:: Dataset records

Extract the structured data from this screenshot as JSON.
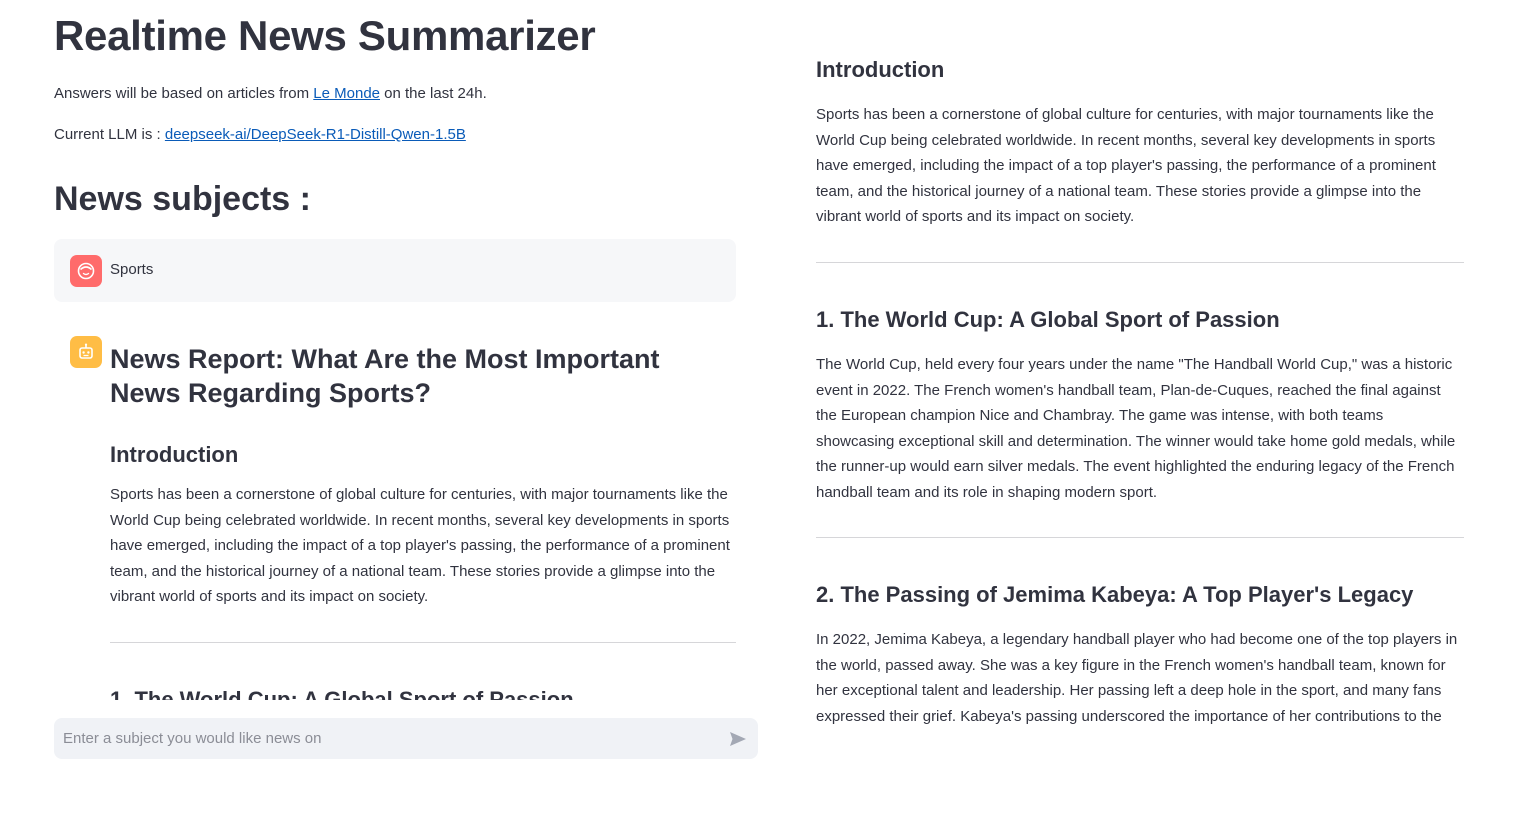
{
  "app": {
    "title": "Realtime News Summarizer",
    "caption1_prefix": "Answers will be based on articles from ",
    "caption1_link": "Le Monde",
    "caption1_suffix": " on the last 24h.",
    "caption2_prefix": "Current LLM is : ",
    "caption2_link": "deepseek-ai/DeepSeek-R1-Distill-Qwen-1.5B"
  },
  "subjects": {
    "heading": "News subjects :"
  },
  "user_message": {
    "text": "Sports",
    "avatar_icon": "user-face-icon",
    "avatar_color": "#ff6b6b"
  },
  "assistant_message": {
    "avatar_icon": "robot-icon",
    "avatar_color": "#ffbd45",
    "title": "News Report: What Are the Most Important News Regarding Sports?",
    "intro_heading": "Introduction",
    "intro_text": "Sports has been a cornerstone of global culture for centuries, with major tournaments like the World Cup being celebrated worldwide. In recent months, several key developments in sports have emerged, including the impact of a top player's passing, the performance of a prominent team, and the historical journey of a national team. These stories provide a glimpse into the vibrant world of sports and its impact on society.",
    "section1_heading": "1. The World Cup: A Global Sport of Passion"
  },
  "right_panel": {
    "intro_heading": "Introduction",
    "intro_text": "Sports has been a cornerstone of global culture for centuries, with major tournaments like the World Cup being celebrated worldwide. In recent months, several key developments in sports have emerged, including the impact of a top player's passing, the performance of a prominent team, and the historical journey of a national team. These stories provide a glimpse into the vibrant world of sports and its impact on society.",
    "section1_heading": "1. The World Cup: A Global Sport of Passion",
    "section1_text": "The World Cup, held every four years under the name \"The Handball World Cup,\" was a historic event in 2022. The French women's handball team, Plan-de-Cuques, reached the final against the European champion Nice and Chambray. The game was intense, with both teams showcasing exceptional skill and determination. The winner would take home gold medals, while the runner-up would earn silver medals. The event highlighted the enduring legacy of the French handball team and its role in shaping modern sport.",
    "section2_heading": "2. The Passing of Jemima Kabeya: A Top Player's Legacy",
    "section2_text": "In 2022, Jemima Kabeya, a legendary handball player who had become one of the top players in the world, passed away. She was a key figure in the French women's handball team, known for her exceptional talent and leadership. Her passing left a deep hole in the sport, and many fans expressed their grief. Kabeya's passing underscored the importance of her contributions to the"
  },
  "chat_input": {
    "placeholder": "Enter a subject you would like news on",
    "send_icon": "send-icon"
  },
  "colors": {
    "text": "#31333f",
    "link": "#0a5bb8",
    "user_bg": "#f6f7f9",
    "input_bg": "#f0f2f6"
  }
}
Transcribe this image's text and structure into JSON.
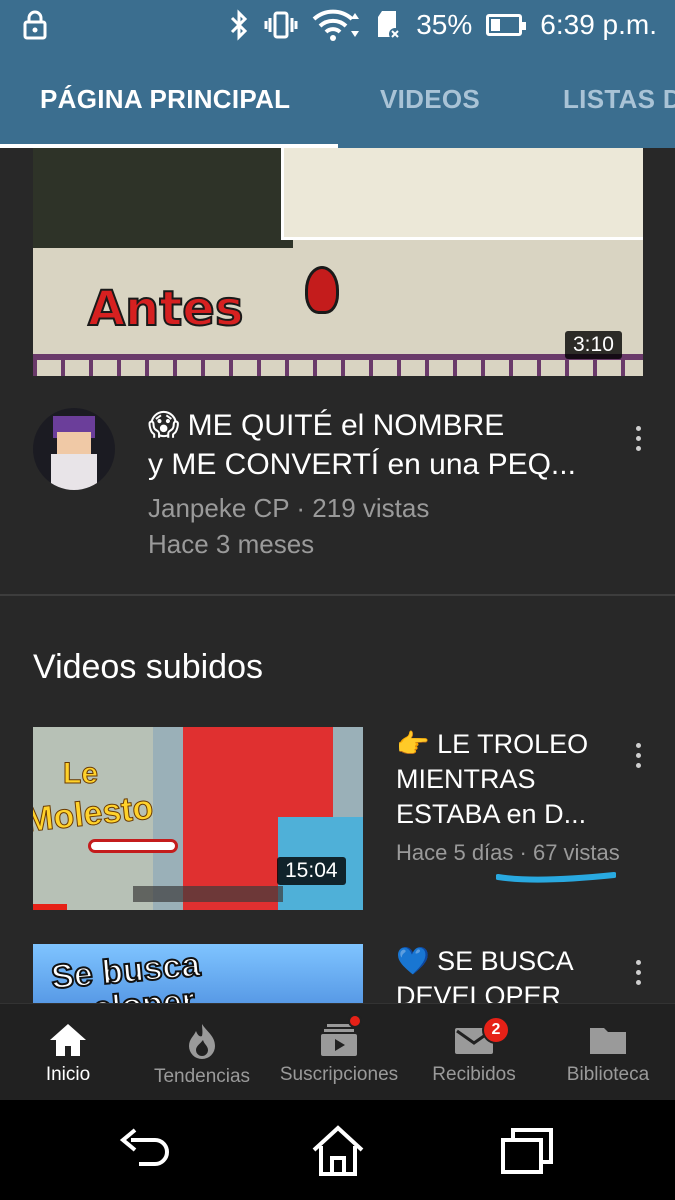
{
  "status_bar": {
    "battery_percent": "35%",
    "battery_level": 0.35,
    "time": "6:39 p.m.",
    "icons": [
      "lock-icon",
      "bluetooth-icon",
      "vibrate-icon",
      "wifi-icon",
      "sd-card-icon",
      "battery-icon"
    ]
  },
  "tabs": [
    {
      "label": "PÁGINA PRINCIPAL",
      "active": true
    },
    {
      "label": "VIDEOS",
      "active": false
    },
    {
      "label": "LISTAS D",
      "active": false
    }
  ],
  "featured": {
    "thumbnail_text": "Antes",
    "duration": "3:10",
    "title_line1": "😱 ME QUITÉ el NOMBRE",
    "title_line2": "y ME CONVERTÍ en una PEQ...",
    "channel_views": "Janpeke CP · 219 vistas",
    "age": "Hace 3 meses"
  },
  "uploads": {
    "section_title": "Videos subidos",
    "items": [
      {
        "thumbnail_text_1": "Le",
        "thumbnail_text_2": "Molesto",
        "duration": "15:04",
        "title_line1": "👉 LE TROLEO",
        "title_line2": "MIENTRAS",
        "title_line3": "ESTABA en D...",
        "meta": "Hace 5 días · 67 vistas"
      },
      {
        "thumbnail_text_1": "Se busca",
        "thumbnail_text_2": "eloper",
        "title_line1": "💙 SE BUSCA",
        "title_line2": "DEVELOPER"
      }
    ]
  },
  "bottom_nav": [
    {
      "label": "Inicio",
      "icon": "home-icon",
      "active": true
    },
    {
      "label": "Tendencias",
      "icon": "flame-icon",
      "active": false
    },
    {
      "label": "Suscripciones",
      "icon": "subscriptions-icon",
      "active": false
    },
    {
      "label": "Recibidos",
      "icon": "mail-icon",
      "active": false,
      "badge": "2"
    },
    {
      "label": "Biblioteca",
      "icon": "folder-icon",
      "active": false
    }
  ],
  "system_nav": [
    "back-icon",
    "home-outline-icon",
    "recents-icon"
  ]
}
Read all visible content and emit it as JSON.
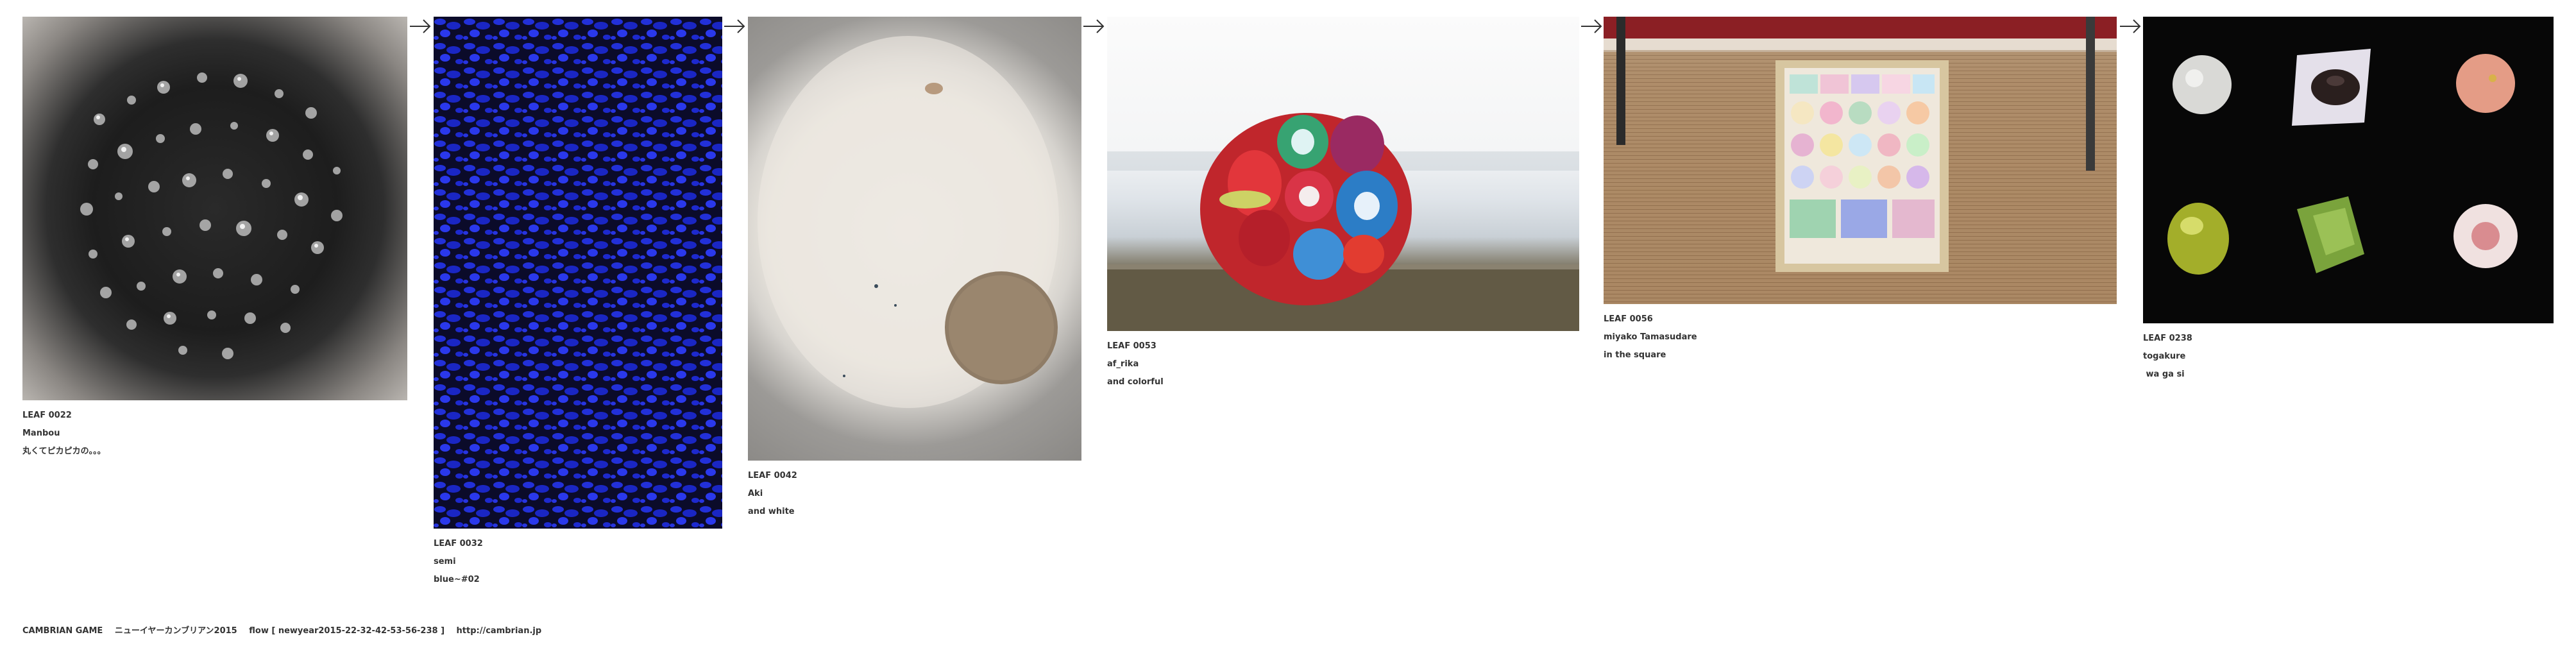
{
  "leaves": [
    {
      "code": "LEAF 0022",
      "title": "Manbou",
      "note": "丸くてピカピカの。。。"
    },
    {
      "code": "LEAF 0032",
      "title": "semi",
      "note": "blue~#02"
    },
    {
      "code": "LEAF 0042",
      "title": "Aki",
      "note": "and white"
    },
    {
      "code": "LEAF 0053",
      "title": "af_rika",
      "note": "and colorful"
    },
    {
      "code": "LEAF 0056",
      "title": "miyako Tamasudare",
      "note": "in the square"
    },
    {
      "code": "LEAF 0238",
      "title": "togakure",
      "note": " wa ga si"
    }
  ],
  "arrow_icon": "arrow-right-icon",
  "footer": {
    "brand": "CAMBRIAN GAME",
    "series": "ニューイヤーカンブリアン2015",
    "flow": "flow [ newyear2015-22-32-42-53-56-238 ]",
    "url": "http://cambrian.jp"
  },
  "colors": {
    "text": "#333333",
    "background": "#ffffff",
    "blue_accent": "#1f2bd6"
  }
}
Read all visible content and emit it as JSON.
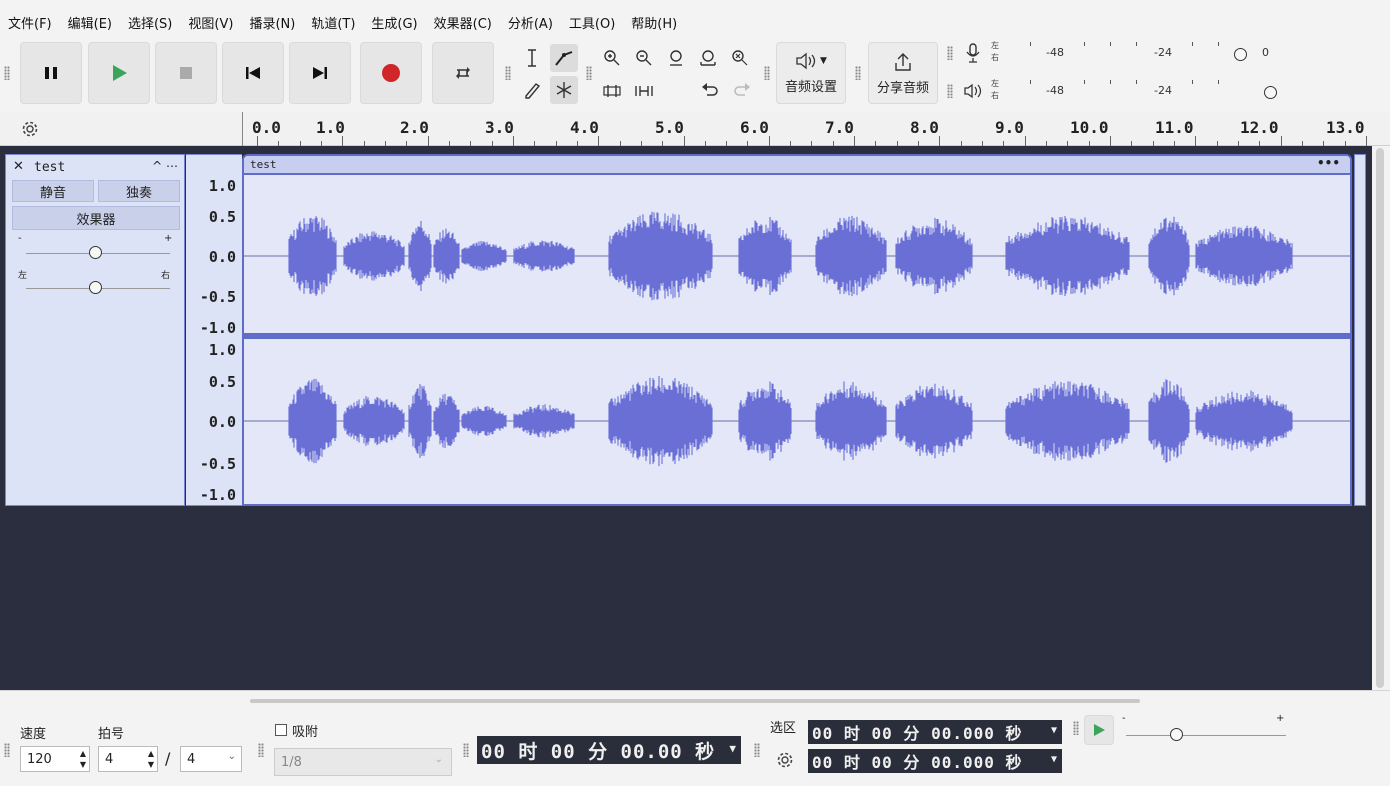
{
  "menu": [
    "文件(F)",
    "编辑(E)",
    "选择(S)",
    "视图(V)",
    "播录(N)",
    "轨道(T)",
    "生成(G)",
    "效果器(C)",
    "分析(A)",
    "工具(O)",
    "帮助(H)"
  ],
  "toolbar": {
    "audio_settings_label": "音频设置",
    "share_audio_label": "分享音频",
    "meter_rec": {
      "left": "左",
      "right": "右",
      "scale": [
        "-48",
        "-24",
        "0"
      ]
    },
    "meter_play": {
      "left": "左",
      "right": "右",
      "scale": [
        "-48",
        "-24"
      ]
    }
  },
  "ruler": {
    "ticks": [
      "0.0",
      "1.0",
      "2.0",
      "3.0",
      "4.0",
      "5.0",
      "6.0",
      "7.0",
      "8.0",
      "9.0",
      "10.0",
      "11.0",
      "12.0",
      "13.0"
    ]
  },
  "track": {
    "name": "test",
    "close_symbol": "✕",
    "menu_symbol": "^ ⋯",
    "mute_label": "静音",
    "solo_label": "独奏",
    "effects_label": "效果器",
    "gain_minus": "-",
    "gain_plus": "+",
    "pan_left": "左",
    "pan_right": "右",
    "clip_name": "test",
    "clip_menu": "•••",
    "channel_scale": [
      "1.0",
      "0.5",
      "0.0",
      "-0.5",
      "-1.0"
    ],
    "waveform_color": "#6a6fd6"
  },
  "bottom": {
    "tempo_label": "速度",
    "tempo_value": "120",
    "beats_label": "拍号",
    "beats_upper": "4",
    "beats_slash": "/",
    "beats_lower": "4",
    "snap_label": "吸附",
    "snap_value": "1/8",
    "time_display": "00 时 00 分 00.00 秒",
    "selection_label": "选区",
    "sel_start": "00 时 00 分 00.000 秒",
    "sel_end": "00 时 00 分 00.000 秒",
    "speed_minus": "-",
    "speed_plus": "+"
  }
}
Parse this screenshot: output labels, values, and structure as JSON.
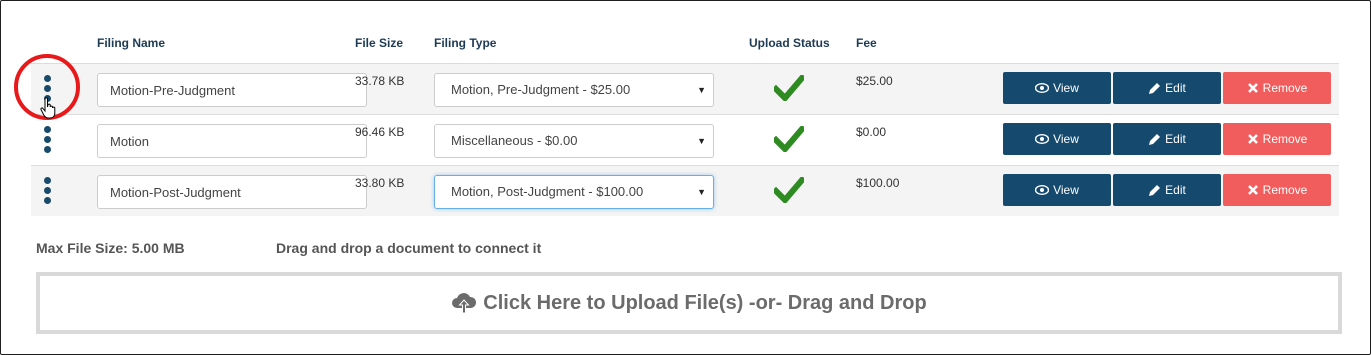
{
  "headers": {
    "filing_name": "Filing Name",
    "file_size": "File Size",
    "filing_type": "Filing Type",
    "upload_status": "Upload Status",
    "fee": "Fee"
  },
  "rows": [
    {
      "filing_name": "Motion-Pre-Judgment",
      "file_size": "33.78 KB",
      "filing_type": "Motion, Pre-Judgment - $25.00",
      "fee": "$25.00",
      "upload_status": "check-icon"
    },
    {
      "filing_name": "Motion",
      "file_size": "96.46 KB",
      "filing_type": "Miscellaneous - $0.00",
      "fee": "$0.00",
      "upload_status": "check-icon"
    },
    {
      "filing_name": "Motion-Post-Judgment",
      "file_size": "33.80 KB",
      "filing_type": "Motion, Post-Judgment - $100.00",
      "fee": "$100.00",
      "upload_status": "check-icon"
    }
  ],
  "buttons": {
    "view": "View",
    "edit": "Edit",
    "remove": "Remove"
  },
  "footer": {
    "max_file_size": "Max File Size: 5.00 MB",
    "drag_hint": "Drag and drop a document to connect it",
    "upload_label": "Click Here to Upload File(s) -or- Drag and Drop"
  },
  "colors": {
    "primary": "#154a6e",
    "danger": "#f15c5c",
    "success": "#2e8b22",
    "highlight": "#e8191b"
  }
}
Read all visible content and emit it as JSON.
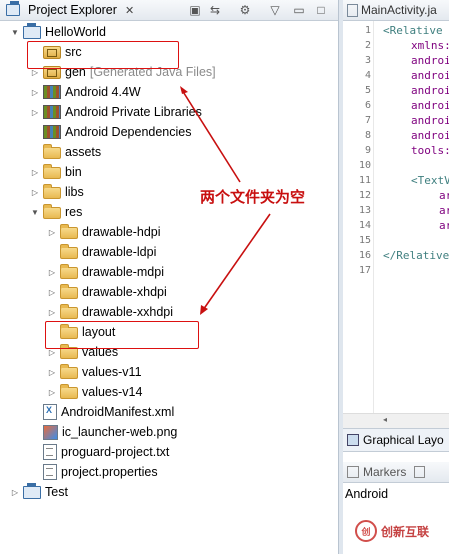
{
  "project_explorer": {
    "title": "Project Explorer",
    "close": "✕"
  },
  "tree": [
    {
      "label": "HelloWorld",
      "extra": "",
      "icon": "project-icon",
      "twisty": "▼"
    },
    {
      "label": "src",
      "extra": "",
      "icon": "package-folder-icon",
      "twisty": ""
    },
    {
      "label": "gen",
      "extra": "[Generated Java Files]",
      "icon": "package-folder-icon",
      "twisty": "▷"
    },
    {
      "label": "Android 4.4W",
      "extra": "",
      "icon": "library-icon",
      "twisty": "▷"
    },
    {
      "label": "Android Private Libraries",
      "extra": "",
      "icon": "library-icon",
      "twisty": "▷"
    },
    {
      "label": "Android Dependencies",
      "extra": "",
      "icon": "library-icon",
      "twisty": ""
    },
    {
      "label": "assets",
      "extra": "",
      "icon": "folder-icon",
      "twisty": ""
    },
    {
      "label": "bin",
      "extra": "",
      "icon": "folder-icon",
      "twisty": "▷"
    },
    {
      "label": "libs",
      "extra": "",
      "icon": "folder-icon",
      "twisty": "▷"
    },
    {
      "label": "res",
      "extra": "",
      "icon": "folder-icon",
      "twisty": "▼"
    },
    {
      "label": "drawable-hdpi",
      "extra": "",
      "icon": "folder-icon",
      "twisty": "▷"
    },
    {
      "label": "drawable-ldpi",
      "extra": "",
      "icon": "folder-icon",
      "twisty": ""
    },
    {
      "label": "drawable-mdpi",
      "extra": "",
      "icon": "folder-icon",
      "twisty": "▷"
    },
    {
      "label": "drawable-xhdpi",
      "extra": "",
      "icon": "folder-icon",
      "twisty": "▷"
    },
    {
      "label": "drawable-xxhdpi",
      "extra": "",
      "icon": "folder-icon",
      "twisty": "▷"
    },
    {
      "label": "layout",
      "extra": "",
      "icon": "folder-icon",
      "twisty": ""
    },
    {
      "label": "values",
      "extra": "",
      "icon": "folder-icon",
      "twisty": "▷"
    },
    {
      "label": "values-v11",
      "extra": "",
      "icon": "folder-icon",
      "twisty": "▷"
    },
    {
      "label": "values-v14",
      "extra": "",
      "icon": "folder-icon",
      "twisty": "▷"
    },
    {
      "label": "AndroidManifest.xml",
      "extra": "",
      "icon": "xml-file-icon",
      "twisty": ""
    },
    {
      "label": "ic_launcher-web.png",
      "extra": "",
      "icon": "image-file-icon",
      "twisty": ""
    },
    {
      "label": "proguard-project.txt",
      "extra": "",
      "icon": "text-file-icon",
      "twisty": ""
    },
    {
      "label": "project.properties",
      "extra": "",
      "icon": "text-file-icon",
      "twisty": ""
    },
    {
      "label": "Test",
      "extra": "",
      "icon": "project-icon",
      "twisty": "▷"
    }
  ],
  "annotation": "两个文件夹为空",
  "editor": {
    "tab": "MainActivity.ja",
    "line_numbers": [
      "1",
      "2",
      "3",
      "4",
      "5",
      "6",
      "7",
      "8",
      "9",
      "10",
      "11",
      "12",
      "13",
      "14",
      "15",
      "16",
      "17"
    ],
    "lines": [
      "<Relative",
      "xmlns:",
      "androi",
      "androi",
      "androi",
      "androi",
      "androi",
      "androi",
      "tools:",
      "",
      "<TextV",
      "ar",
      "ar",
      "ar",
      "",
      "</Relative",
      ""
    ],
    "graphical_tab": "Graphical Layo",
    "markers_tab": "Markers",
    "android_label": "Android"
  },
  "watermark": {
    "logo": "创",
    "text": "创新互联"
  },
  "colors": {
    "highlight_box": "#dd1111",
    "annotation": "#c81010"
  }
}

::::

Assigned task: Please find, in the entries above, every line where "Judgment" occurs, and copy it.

Solution for this exercise:
      "filing_name": "Motion-Pre-Judgment",
      "filing_type": "Motion, Pre-Judgment - $25.00",
      "filing_name": "Motion-Post-Judgment",
      "filing_type": "Motion, Post-Judgment - $100.00",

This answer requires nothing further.